A route has been identified for a proposed 13-mile pedestrian and bicycle trail through the Sonoma Valley. The public is invited to view and comment on the suggested alignment and other findings of a draft feasibility study at an open house planned for 6 to 8 p.m. Jan. 20 at the Kenwood Fire Protection District office, 9045 Sonoma Highway.
The Sonoma County Board of Supervisors reviewed the study at its Jan. 12 meeting. See the plan.
The review evaluates the potential for a multi-use trail along Highway 12 between Santa Rosa and the Springs: on the west side between Melita Road and Oakmont Drive; along the east side between Oakmont and Arnold Drive in Glen Ellen; and along the west side between Arnold Drive and Agua Caliente Road.
With the exception of a few areas, the Highway 12 corridor lacks sidewalks and bicycle lanes. The proposed trail would improve safety for motorists, cyclists, and pedestrians and promote alternative travel to wineries, parks and other Sonoma Valley attractions, planners say.
Read more at: Wheels slowly turning for Sonoma Valley bike trail | Sonoma Sun
Derek Moore, THE PRESS DEMOCRAT

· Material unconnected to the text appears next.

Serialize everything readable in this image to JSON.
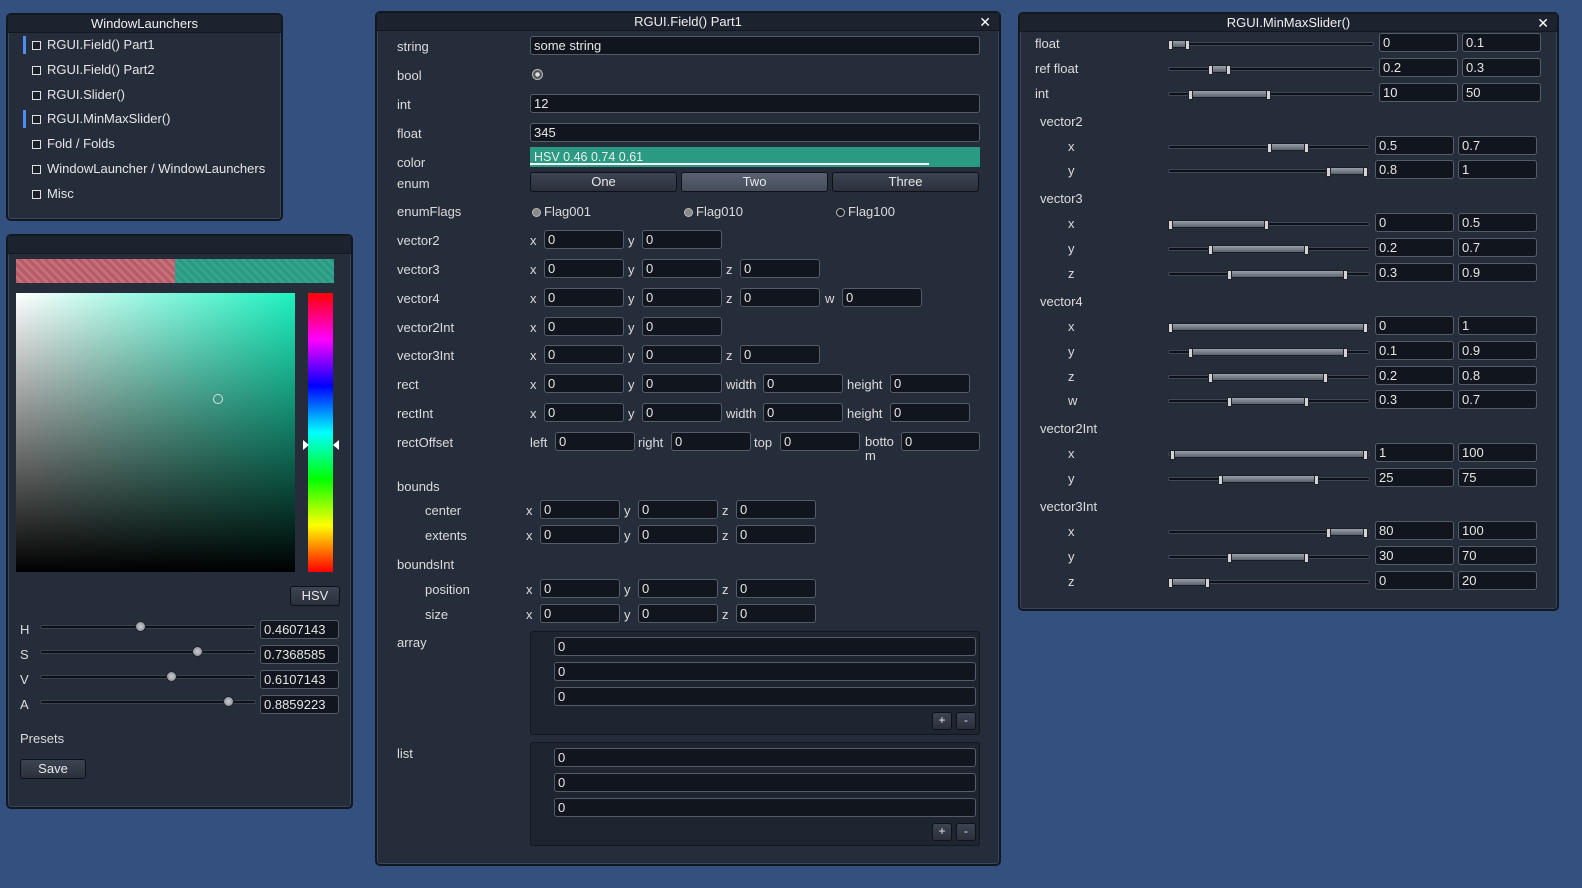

Cycling advocates say a last-minute agreement hammered out with Sonoma-Marin Area Rail Transit officials will prioritize a bike and pedestrian path that voters demanded in 2008 when they approved construction of the commuter rail line.
The agreement, brokered by Rep. Jared Huffman, D-San Rafael, calls for establishing a list of higher priority pathway segments and identifying funding sources for those projects.
Cycling advocates had been threatening to sue SMART over a section of pathway planned in San Rafael, a dispute that more generally speaks to concerns the rail agency is failing to meet its obligations to build the promised network. The agreement, for now, appears to have addressed those concerns.
“Overall, this is a very, very positive development. It increases hope that the path will actually be built,” said Gary Helfrich, executive director of the Sonoma County Bicycle Coalition.
Read more at: SMART settlement paves way for bike, pedestrian path | The Press Democrat
Mary Callahan, THE PRESS DEMOCRAT
Work is underway on a small section of a long-awaited bike and pedestrian trail designed to extend along 3½ miles of Bodega Bay coastline, part of it built on an elevated boardwalk at the harbor’s edge.
A crew began last week to clear brush and mark the route of the new half-mile segment toward the northern end of this seaside village, running roughly parallel to Highway 1 between the Bodega Bay Community Center and the entrance road to the state-run Bodega Dunes Campground.
But while a step in the right direction, the estimated $533,000 trail to be laid this fall is just that: a single step in what could still be a prolonged campaign to turn the complete multiuse trail plan into reality, thanks to cost, necessary engineering and environmental hurdles.
Of particular complexity is the milelong boardwalk section designed to skirt the commercial center of town along the harbor tidelands, an environmentally sensitive, seismically demanding stretch of land that also raises residential privacy and commercial right-of-way concerns, Sonoma County Regional Parks personnel said.
That phase, estimated to cost about $2.4 million for construction alone, “is at least 10 years out, because there’s no funding right now,” senior park planner Mark Cleveland said.
Read more via Another small step in Bodega Bay trail | The Press Democrat.
Gary Helfrich and Janis Watkins
Quietly, without fanfare or fireworks, a land-use issue was resolved this past month in Santa Rosa.
You probably didn’t hear about it because it didn’t involve protests or lawsuits or contentious hearings before the City Council. It was settled with reasonable discussions among sensible adults looking to find a solution that would work for both sides and, more importantly, for all residents of Santa Rosa.
We want to share that good news.
At issue is the community connector bridge across Highway 101, a project that has been planned for several years to provide a safe way for people to cross the freeway without using their cars. The bridge would create a new connection between Santa Rosa’s east and west sides, between Santa Rosa Junior College and Coddingtown, between northeast Santa Rosa and the SMART train station in the northwest on Guerneville Road.
via Close to Home: Building bridges in Santa Rosa | The Press Democrat.